## [Input]
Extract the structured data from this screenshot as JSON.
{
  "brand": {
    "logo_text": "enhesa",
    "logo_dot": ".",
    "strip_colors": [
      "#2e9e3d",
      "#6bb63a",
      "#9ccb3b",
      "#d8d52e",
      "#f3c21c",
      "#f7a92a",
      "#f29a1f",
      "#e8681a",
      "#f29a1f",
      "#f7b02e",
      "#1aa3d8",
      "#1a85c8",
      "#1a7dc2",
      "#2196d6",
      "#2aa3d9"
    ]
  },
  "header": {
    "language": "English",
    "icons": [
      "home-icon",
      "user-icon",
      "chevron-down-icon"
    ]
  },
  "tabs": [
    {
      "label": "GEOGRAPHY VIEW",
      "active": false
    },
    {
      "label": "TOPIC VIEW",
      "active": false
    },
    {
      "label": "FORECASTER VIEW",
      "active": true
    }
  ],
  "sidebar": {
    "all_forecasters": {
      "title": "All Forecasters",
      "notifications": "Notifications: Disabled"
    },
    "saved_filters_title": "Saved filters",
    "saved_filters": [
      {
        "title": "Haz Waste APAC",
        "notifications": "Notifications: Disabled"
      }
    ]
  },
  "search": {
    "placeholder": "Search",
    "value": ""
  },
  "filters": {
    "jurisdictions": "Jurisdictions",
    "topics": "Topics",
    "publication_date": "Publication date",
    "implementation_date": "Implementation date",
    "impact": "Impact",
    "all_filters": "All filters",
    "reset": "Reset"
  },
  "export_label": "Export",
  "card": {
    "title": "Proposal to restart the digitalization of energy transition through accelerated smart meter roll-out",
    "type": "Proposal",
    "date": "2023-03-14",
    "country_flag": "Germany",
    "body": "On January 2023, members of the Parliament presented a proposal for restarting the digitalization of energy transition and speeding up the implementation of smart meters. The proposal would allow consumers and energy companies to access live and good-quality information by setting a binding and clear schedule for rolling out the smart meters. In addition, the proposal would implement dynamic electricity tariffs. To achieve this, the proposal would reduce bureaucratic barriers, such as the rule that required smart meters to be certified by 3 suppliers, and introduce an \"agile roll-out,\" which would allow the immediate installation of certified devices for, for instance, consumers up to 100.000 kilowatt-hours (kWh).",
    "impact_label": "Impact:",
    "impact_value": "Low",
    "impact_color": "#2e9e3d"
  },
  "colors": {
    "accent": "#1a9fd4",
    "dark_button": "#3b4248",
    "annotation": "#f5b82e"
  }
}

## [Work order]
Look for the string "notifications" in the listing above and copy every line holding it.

## [Problem solution]
      "notifications": "Notifications: Disabled"
        "notifications": "Notifications: Disabled"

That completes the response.